* _DATASET EXCERPTS_

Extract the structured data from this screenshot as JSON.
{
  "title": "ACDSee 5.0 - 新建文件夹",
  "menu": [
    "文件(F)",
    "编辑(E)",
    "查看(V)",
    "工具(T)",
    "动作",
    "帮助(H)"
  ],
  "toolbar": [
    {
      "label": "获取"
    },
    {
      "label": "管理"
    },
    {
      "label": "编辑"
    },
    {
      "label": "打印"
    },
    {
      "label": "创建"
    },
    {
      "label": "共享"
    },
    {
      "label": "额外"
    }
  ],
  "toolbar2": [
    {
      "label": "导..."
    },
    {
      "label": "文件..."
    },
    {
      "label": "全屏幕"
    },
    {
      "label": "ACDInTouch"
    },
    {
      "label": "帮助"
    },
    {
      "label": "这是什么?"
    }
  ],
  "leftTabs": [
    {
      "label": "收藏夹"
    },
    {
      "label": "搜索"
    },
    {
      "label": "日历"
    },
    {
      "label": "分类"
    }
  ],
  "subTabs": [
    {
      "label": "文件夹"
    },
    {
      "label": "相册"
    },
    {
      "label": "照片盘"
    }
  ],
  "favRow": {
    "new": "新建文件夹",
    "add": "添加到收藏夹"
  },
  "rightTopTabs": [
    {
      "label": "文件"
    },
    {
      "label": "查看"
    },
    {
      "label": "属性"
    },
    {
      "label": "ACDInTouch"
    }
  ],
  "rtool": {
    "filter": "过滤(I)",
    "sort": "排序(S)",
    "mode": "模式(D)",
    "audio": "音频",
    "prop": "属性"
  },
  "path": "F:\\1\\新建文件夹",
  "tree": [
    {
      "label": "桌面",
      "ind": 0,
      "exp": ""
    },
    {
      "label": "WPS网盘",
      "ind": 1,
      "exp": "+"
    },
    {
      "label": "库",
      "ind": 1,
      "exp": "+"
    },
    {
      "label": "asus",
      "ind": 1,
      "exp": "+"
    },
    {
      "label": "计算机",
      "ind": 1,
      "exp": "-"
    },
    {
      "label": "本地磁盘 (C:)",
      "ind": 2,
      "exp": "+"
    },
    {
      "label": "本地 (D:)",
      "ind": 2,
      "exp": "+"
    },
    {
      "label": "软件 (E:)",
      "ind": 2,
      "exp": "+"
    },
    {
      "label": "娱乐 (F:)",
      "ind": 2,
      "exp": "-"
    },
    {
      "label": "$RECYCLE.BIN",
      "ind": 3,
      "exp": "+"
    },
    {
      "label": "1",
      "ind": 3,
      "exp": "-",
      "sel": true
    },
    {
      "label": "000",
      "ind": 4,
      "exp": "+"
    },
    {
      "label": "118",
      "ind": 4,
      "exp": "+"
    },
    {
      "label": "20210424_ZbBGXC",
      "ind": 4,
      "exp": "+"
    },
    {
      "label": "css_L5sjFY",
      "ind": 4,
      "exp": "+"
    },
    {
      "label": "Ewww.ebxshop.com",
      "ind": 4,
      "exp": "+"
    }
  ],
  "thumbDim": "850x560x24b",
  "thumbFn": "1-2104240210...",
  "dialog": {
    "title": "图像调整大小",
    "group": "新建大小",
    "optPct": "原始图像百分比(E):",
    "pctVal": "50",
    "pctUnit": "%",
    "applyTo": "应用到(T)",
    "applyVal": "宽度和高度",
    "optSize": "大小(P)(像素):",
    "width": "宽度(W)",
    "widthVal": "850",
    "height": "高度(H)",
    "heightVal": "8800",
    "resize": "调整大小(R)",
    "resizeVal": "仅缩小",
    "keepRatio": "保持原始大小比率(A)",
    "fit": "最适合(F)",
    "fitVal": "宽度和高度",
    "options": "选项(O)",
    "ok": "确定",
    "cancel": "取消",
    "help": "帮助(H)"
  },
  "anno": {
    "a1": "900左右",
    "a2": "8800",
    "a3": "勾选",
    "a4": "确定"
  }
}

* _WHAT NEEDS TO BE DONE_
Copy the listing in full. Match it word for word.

* _ANSWER BELOW_
Extract the structured data from this screenshot as JSON.
{
  "title": "ACDSee 5.0 - 新建文件夹",
  "menu": [
    "文件(F)",
    "编辑(E)",
    "查看(V)",
    "工具(T)",
    "动作",
    "帮助(H)"
  ],
  "toolbar": [
    {
      "label": "获取"
    },
    {
      "label": "管理"
    },
    {
      "label": "编辑"
    },
    {
      "label": "打印"
    },
    {
      "label": "创建"
    },
    {
      "label": "共享"
    },
    {
      "label": "额外"
    }
  ],
  "toolbar2": [
    {
      "label": "导..."
    },
    {
      "label": "文件..."
    },
    {
      "label": "全屏幕"
    },
    {
      "label": "ACDInTouch"
    },
    {
      "label": "帮助"
    },
    {
      "label": "这是什么?"
    }
  ],
  "leftTabs": [
    {
      "label": "收藏夹"
    },
    {
      "label": "搜索"
    },
    {
      "label": "日历"
    },
    {
      "label": "分类"
    }
  ],
  "subTabs": [
    {
      "label": "文件夹"
    },
    {
      "label": "相册"
    },
    {
      "label": "照片盘"
    }
  ],
  "favRow": {
    "new": "新建文件夹",
    "add": "添加到收藏夹"
  },
  "rightTopTabs": [
    {
      "label": "文件"
    },
    {
      "label": "查看"
    },
    {
      "label": "属性"
    },
    {
      "label": "ACDInTouch"
    }
  ],
  "rtool": {
    "filter": "过滤(I)",
    "sort": "排序(S)",
    "mode": "模式(D)",
    "audio": "音频",
    "prop": "属性"
  },
  "path": "F:\\1\\新建文件夹",
  "tree": [
    {
      "label": "桌面",
      "ind": 0,
      "exp": ""
    },
    {
      "label": "WPS网盘",
      "ind": 1,
      "exp": "+"
    },
    {
      "label": "库",
      "ind": 1,
      "exp": "+"
    },
    {
      "label": "asus",
      "ind": 1,
      "exp": "+"
    },
    {
      "label": "计算机",
      "ind": 1,
      "exp": "-"
    },
    {
      "label": "本地磁盘 (C:)",
      "ind": 2,
      "exp": "+"
    },
    {
      "label": "本地 (D:)",
      "ind": 2,
      "exp": "+"
    },
    {
      "label": "软件 (E:)",
      "ind": 2,
      "exp": "+"
    },
    {
      "label": "娱乐 (F:)",
      "ind": 2,
      "exp": "-"
    },
    {
      "label": "$RECYCLE.BIN",
      "ind": 3,
      "exp": "+"
    },
    {
      "label": "1",
      "ind": 3,
      "exp": "-",
      "sel": true
    },
    {
      "label": "000",
      "ind": 4,
      "exp": "+"
    },
    {
      "label": "118",
      "ind": 4,
      "exp": "+"
    },
    {
      "label": "20210424_ZbBGXC",
      "ind": 4,
      "exp": "+"
    },
    {
      "label": "css_L5sjFY",
      "ind": 4,
      "exp": "+"
    },
    {
      "label": "Ewww.ebxshop.com",
      "ind": 4,
      "exp": "+"
    }
  ],
  "thumbDim": "850x560x24b",
  "thumbFn": "1-2104240210...",
  "dialog": {
    "title": "图像调整大小",
    "group": "新建大小",
    "optPct": "原始图像百分比(E):",
    "pctVal": "50",
    "pctUnit": "%",
    "applyTo": "应用到(T)",
    "applyVal": "宽度和高度",
    "optSize": "大小(P)(像素):",
    "width": "宽度(W)",
    "widthVal": "850",
    "height": "高度(H)",
    "heightVal": "8800",
    "resize": "调整大小(R)",
    "resizeVal": "仅缩小",
    "keepRatio": "保持原始大小比率(A)",
    "fit": "最适合(F)",
    "fitVal": "宽度和高度",
    "options": "选项(O)",
    "ok": "确定",
    "cancel": "取消",
    "help": "帮助(H)"
  },
  "anno": {
    "a1": "900左右",
    "a2": "8800",
    "a3": "勾选",
    "a4": "确定"
  }
}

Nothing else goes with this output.